Image: Nancy Packs Her Suitcase via Flickr (Creative Commons). Awesome photo and SO not me.

Gadling Gear Review: Cushe Wildrun Shoes For Women

Aching dogs are my biggest complaint after a long day out exploring. I can’t emphasize enough how important it is to have the right pair of shoes when you’re traveling. I will not (I don’t care what anyone says) sacrifice comfort for fashion when it comes to footwear — though really, with my personal, uh, style, that is not an issue.

Good shoes for travel matter a LOT and you should pick yours carefully and err on the side of comfort if you must choose. I’ve been wandering about in a pair of Wildrun shoes by Cushe and my dogs, they’re liking it. They’ve also passed the airport test and are cute enough that I wore them with nice trousers for an office appearance without getting the stink eye. (Caveat: It helps that I’m from Seattle. Everyone expects us to always look like we just got back from the summit of Mount Rainier.)

What do I mean by “the airport test?” I mean they’re easy to get in and out of at the security checkpoint. They’re lace-ups, but they’re a hybrid of a lace-up and a slip-on, meaning you don’t have to untie them to get in and out of them. There’s a quick release gripper on the ties so if you need to cinch them down you can. But the shoes are also stretchy so you can slip them on and off quite easily.

I spent a 24-hour trip to LA in these shoes and they stayed comfortable for the entire trip — which included a shocking amount of walking for LA. It’s because they’ve got a memory foam insole. It’s really spongy and soft. My feet felt great after roaming the sidewalks of Westwood (and I’ve been walking downtown Seattle in them, too).

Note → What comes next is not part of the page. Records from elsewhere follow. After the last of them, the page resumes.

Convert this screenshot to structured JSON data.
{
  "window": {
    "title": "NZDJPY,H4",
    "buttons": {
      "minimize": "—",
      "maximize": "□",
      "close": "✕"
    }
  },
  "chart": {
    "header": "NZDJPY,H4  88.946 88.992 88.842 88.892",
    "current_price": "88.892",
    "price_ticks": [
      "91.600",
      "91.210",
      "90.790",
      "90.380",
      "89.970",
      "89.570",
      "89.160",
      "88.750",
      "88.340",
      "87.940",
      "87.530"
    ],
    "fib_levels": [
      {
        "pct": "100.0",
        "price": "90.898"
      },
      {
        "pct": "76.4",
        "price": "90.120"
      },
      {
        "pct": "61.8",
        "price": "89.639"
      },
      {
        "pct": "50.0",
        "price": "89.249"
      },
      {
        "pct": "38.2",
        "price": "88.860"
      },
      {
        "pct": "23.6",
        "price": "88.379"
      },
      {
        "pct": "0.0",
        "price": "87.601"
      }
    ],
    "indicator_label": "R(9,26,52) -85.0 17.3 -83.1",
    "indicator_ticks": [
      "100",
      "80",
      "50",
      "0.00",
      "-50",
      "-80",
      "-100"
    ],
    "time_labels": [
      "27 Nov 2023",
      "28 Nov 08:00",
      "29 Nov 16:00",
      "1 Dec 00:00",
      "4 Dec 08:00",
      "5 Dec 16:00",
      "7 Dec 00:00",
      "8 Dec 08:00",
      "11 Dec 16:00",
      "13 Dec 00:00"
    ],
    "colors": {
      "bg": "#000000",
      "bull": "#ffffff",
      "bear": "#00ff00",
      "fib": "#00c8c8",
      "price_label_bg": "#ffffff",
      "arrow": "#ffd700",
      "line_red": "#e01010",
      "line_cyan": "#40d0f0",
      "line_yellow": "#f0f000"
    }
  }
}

The uppers are a combination of Neoprene (Cushe says it’s EVA) and leather. I can’t speak for their breathability; I’ve not been in hot places with them on my feet, but they’re great in foul weather. They’d make a good beachcombing shoe if you’re not worried about getting a little damp around the edges, and you can use them in a pinch as a hiker or a runner — the sturdy Vibram sole means they’re grippy and supportive.

And hey, bonus: I like them. They’re kinda cute. They come in a nice weathered brown; I got the black. They fall under what I call “good enough” for casual, cleaned-up wear, meaning I’d wear them with a skirt or a nice pair of pants and could probably get away with it — they don’t look like running shoes or sneakers.

Sorry, guys. I looked; Cushe has some other styles but I don’t see a direct analogy to this in the men’s line. Ladies, get a pair directly from Cushe, they’re $105. These plus a dressier pair of something strappy, and you are set for almost anything.